→ **Task**: Could you copy every line from the material below in which "screenshot" appears?

→ **Records for this exercise**:
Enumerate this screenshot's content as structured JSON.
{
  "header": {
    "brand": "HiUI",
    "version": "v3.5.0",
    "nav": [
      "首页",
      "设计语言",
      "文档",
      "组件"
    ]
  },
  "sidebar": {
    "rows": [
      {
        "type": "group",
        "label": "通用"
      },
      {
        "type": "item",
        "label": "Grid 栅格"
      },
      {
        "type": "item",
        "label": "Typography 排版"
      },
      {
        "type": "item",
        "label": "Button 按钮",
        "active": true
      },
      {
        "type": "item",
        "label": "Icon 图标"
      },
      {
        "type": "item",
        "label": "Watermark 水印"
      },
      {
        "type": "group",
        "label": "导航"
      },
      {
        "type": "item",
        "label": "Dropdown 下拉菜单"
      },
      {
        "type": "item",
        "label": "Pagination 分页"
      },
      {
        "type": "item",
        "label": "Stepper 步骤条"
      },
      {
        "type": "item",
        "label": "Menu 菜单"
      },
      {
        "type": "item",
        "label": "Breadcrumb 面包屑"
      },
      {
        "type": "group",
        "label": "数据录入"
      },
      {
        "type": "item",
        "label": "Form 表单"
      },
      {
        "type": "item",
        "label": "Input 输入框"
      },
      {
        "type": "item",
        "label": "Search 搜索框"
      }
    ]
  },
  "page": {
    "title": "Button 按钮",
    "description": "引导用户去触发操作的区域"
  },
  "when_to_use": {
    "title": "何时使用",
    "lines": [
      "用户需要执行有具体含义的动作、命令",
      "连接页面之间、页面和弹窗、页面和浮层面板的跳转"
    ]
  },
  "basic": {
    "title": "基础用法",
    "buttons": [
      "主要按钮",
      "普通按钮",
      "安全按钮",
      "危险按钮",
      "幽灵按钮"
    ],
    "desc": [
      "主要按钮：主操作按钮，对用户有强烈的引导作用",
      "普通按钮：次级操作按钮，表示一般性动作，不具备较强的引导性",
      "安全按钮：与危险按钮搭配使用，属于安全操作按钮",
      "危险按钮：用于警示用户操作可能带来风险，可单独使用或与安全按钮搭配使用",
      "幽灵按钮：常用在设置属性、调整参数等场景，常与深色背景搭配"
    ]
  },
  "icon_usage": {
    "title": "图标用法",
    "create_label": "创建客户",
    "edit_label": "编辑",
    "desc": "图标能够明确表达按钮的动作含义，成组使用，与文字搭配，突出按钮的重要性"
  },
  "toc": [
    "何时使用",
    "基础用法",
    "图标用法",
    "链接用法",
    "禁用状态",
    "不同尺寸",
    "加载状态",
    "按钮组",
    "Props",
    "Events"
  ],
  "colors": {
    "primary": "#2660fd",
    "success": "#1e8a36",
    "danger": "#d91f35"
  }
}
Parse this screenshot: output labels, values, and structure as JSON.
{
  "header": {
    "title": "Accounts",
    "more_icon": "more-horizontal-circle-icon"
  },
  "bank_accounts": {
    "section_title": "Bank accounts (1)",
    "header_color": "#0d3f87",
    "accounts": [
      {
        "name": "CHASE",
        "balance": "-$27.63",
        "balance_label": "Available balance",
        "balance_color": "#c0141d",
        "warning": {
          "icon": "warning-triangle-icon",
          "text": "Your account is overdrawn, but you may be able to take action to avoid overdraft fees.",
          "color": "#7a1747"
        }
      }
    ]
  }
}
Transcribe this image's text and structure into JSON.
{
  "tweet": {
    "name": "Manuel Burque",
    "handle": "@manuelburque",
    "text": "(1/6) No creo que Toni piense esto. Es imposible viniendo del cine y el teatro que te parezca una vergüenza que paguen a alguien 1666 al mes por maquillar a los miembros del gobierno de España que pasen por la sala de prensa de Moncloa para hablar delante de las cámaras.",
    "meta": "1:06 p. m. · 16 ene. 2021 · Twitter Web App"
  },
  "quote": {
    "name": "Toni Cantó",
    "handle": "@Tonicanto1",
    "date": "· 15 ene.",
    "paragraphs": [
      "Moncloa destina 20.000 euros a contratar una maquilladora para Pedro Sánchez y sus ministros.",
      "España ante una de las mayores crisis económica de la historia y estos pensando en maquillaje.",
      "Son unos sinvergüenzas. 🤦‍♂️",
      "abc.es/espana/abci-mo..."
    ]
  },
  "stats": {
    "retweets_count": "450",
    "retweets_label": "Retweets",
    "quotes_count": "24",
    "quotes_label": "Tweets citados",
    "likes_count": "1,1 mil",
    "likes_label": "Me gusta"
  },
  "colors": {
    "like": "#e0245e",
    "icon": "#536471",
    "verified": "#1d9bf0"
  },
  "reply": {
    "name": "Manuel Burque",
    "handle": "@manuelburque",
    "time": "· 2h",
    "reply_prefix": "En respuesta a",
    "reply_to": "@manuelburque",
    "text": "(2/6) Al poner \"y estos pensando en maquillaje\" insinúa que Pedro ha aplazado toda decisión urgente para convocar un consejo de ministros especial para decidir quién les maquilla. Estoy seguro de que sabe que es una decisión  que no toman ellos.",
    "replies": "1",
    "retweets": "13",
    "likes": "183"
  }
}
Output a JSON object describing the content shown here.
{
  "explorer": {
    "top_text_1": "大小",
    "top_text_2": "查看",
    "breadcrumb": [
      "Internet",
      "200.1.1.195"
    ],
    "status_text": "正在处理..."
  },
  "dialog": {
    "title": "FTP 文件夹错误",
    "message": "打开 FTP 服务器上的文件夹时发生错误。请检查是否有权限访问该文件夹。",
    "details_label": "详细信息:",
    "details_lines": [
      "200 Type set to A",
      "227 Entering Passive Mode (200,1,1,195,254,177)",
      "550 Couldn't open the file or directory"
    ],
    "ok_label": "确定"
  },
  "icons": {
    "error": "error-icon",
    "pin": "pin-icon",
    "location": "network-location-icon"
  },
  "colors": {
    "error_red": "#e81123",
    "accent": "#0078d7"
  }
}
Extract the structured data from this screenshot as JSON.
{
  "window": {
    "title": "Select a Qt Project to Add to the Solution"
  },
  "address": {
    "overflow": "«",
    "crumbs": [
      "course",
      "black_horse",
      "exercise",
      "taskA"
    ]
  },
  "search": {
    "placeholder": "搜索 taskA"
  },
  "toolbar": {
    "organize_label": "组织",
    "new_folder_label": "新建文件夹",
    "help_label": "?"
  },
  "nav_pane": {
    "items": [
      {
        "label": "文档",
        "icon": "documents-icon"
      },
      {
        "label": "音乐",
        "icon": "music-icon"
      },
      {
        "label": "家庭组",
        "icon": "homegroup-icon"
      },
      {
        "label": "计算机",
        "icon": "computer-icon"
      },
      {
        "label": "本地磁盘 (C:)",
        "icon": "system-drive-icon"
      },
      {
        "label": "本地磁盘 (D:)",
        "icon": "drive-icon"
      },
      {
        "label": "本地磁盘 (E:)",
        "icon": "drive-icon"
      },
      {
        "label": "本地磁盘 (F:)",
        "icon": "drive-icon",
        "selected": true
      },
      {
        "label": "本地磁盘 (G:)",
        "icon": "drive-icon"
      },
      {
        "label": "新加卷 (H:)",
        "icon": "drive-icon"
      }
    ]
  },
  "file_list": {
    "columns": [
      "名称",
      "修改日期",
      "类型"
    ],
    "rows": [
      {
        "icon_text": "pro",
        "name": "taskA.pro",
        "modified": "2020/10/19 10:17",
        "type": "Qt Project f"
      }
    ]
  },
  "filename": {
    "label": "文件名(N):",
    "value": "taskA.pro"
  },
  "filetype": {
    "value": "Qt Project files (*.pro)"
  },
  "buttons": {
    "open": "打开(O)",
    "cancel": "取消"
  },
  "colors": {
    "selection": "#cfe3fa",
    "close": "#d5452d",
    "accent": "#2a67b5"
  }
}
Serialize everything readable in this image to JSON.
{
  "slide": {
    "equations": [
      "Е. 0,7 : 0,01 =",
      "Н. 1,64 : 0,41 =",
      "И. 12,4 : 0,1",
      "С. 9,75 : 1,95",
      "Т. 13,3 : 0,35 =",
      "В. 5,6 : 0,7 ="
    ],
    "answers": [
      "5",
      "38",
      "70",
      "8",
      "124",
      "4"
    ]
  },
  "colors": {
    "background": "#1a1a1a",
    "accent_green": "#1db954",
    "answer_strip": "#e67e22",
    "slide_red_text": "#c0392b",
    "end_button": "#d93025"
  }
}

→ **The answer**:
Enumerate this screenshot's content as structured JSON.
Parse this screenshot: output labels, values, and structure as JSON.
Extract the structured data from this screenshot as JSON.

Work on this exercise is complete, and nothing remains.